● **Task**:
Sort through the entries below and pull out lines containing the word "this".

Dataset rows for apps and sites:
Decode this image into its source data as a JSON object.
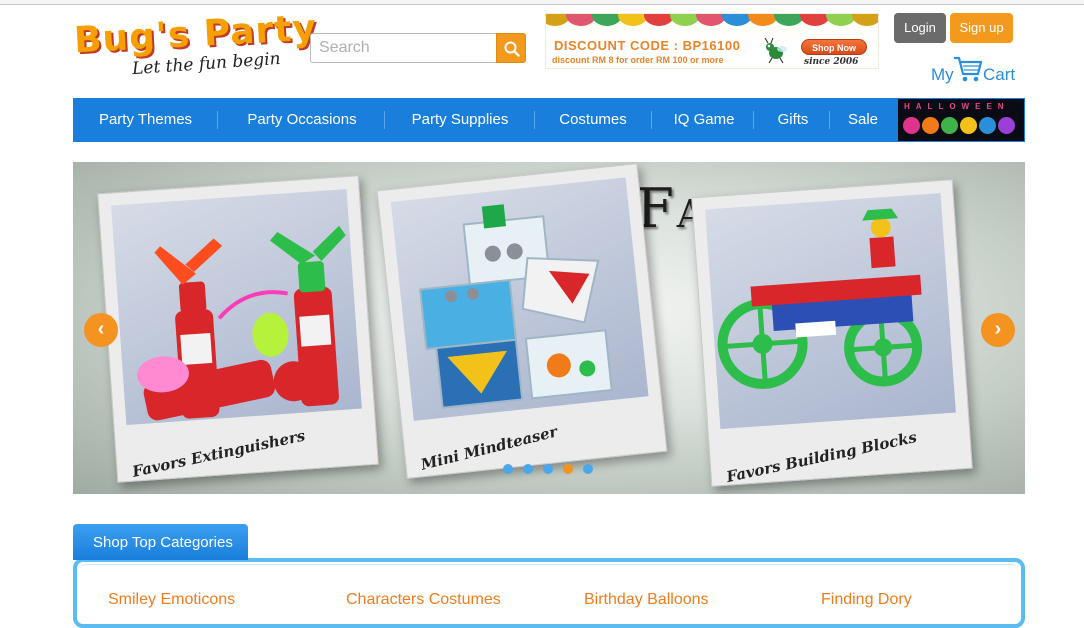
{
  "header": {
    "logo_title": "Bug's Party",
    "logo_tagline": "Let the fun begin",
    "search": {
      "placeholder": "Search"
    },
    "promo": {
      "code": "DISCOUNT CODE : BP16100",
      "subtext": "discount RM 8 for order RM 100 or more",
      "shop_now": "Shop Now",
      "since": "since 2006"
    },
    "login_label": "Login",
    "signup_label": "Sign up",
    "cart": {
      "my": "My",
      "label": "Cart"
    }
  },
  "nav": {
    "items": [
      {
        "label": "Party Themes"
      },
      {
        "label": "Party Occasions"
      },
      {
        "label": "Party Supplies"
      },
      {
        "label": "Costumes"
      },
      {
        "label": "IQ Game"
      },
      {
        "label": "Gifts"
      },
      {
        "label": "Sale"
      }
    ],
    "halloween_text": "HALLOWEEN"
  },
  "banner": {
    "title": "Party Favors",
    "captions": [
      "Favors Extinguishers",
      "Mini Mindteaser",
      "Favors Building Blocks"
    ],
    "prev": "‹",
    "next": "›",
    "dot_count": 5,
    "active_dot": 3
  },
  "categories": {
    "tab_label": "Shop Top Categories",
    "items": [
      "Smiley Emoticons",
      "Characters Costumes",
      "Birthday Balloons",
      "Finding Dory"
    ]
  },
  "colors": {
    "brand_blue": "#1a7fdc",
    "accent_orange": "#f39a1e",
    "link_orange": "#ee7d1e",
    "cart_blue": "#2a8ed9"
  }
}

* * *

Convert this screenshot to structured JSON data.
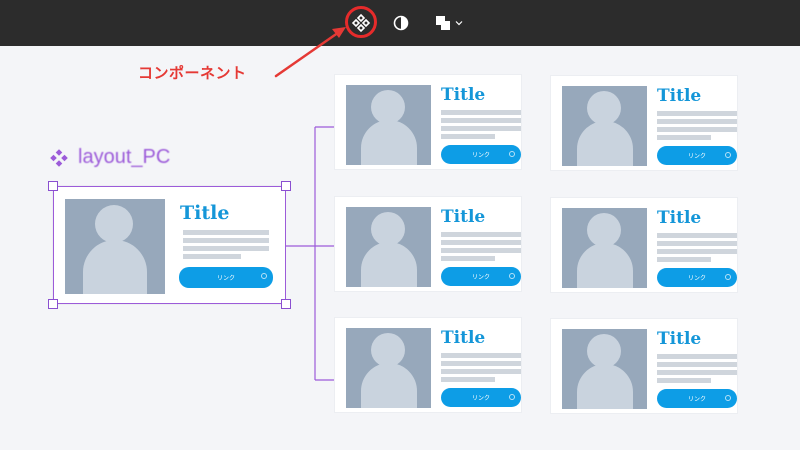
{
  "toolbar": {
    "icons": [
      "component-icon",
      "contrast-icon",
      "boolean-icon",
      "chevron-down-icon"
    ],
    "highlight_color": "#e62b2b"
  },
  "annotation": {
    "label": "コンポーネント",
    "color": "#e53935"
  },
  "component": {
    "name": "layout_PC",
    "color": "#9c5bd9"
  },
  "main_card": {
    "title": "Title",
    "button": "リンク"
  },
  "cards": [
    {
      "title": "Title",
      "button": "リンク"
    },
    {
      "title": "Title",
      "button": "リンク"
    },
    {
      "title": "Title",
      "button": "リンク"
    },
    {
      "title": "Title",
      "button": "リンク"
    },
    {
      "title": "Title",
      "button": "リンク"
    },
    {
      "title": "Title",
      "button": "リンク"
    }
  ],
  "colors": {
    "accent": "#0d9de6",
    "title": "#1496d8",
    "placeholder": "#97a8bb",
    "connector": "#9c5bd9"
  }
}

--

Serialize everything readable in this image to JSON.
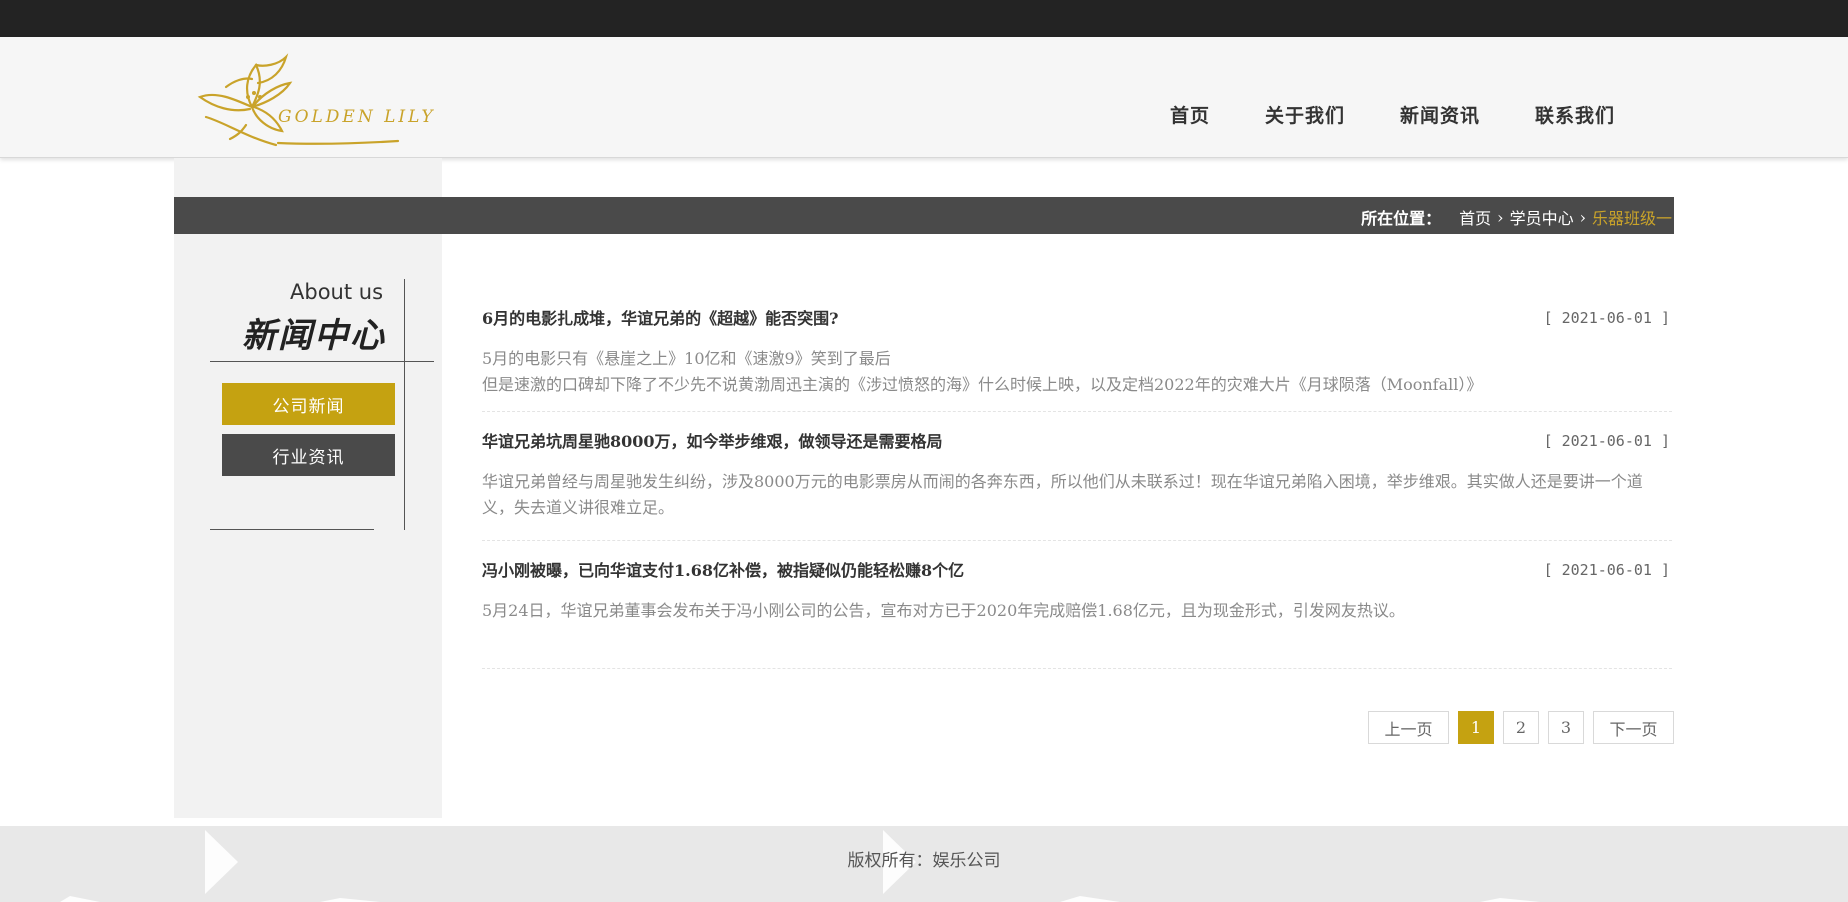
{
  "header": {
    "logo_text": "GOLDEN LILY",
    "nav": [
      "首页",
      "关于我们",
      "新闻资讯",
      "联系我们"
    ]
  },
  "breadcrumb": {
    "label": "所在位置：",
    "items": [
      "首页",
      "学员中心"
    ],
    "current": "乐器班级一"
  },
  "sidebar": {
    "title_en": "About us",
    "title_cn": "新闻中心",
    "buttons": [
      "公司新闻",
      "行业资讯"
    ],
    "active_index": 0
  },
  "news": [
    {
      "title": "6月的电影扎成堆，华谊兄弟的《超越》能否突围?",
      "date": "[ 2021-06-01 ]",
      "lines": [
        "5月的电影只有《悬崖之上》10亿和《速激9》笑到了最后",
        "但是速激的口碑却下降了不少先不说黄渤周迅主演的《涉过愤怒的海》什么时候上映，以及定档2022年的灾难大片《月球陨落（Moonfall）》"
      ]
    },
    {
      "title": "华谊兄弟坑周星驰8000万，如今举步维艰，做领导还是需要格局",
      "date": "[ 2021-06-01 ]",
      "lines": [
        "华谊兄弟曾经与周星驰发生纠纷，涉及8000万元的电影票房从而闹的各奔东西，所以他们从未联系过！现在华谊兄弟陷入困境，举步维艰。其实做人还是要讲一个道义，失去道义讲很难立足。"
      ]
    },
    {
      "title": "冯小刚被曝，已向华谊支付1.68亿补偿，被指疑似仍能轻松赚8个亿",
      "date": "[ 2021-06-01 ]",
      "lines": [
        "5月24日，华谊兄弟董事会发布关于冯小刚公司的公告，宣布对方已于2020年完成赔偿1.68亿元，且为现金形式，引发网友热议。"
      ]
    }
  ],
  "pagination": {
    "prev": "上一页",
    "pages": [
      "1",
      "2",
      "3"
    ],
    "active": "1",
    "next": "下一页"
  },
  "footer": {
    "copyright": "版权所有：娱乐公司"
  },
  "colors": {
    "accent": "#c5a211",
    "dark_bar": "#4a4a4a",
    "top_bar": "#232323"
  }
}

● **Final answer**:
Decode this image into its source data as a JSON object.
Convert this screenshot to structured JSON data.
Serialize everything readable in this image to JSON.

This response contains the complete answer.